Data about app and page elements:
[Start of section]

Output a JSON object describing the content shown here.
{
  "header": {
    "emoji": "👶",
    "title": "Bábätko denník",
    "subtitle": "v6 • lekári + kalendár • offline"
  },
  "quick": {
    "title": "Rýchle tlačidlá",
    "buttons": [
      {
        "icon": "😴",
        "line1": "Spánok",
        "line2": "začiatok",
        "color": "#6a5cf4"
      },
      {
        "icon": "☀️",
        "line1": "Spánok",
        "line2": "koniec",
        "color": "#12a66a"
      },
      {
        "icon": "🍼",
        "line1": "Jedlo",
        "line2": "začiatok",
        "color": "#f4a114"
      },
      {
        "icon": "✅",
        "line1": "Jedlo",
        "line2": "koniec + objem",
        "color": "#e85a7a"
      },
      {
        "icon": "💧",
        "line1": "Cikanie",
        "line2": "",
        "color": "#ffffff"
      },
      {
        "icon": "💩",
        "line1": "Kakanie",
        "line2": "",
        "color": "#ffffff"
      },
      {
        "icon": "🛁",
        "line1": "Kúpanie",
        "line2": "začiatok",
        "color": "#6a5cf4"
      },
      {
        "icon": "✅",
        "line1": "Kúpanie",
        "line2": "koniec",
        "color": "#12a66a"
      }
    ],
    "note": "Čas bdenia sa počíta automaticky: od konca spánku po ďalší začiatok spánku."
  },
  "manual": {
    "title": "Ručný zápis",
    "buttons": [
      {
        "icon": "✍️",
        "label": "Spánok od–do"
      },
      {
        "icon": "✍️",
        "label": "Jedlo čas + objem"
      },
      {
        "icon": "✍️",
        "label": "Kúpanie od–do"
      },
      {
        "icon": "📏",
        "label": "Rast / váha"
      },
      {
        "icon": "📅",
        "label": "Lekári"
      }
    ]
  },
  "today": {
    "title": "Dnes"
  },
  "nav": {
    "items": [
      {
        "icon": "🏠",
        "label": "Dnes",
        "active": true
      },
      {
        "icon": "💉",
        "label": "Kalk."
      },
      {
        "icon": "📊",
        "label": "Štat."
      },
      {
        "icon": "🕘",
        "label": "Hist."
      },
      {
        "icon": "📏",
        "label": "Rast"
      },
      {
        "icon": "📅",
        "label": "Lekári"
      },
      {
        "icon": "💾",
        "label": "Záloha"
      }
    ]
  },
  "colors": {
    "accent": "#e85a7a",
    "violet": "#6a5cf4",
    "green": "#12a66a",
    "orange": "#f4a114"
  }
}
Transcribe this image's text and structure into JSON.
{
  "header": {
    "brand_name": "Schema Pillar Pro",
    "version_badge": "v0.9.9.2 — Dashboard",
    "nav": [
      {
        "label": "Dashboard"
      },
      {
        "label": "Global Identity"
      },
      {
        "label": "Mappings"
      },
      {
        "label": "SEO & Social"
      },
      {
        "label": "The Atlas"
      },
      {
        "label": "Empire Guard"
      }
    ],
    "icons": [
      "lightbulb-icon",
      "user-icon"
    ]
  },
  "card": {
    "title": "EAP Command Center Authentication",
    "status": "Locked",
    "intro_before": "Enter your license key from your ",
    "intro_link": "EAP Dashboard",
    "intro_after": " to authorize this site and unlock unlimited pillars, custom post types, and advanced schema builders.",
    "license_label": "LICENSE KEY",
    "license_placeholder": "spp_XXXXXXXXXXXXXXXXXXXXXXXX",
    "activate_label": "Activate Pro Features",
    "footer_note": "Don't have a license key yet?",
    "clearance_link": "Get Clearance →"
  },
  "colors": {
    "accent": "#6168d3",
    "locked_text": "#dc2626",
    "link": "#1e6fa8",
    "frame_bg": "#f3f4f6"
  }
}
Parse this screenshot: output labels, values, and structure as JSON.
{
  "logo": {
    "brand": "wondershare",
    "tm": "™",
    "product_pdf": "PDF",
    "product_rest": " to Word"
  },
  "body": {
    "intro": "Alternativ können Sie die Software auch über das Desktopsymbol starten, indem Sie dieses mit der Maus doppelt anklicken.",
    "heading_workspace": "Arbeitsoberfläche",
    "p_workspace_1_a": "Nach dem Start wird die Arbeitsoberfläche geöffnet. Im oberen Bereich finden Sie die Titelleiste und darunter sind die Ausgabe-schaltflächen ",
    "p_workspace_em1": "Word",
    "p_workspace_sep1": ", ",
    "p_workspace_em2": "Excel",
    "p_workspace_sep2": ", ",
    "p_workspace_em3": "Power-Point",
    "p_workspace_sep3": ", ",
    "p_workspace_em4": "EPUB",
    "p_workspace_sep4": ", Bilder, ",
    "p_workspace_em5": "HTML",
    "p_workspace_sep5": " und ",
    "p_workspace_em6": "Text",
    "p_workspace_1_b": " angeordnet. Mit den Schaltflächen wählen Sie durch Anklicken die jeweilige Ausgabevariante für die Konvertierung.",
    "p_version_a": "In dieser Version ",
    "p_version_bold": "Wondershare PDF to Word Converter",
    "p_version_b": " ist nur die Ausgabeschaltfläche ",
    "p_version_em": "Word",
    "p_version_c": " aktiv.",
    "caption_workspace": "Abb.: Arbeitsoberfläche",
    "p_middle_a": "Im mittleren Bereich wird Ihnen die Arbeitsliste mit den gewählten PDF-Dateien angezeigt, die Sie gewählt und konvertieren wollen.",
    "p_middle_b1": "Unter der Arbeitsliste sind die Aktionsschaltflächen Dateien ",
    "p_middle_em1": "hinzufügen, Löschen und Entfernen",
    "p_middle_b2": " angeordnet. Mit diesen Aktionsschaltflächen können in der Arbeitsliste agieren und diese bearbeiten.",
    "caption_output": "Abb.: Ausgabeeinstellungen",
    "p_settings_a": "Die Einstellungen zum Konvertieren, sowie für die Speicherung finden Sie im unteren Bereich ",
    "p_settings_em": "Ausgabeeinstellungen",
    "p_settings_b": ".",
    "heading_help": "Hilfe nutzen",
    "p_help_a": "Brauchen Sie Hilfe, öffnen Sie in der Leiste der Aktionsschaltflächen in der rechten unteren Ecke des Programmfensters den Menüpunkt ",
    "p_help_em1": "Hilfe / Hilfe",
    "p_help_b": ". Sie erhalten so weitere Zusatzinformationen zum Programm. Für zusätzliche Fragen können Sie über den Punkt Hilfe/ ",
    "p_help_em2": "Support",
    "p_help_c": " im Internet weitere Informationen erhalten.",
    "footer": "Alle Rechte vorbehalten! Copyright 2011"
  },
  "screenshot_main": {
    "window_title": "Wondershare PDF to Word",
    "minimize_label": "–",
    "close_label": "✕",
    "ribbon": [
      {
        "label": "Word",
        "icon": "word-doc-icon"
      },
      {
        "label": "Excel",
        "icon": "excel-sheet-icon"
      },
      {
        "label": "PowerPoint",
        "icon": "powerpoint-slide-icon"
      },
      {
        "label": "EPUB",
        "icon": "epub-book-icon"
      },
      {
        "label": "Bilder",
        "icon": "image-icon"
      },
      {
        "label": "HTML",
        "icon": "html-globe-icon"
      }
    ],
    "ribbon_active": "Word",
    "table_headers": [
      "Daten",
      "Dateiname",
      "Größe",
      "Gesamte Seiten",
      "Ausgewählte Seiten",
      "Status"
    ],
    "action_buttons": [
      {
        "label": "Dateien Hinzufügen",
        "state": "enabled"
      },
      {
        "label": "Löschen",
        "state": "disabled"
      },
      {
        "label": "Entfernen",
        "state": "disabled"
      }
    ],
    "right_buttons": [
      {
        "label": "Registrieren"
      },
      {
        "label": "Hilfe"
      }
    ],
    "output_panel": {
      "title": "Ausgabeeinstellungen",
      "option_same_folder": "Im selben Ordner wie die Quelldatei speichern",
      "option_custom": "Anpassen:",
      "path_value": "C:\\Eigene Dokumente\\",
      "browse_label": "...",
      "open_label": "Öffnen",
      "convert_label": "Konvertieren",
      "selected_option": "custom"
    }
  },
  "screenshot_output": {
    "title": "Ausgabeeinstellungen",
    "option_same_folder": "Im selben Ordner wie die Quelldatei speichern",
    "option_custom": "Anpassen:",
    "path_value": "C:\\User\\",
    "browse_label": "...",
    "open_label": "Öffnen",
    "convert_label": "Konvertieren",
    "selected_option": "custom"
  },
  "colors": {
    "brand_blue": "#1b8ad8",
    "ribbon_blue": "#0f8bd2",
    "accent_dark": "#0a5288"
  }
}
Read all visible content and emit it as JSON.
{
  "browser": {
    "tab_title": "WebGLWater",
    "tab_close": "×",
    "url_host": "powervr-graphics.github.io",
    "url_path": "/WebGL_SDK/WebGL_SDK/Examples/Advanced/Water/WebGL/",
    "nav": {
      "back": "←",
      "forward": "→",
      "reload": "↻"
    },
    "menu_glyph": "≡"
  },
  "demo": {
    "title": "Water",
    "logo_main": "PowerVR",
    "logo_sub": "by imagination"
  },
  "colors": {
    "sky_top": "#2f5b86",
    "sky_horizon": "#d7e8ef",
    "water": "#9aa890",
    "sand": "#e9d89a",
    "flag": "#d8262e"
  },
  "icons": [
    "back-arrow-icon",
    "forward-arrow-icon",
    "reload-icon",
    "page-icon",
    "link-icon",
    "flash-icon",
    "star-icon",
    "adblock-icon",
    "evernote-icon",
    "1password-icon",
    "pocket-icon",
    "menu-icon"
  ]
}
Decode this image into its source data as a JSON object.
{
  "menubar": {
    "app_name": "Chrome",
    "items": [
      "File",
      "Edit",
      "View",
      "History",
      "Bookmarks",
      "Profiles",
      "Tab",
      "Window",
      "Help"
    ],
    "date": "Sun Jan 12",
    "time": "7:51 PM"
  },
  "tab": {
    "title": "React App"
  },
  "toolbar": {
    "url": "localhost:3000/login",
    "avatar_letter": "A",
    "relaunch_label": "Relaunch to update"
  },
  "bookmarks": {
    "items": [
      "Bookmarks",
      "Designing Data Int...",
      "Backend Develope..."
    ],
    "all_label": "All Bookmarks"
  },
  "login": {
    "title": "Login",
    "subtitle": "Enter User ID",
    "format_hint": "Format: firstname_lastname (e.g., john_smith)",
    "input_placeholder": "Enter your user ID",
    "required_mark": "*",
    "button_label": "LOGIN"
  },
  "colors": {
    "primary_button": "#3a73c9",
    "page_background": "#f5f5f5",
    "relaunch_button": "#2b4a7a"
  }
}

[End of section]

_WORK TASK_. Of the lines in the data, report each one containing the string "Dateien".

_WRITTEN RESPONSE_.
    "p_middle_a": "Im mittleren Bereich wird Ihnen die Arbeitsliste mit den gewählten PDF-Dateien angezeigt, die Sie gewählt und konvertieren wollen.",
    "p_middle_b1": "Unter der Arbeitsliste sind die Aktionsschaltflächen Dateien ",
        "label": "Dateien Hinzufügen",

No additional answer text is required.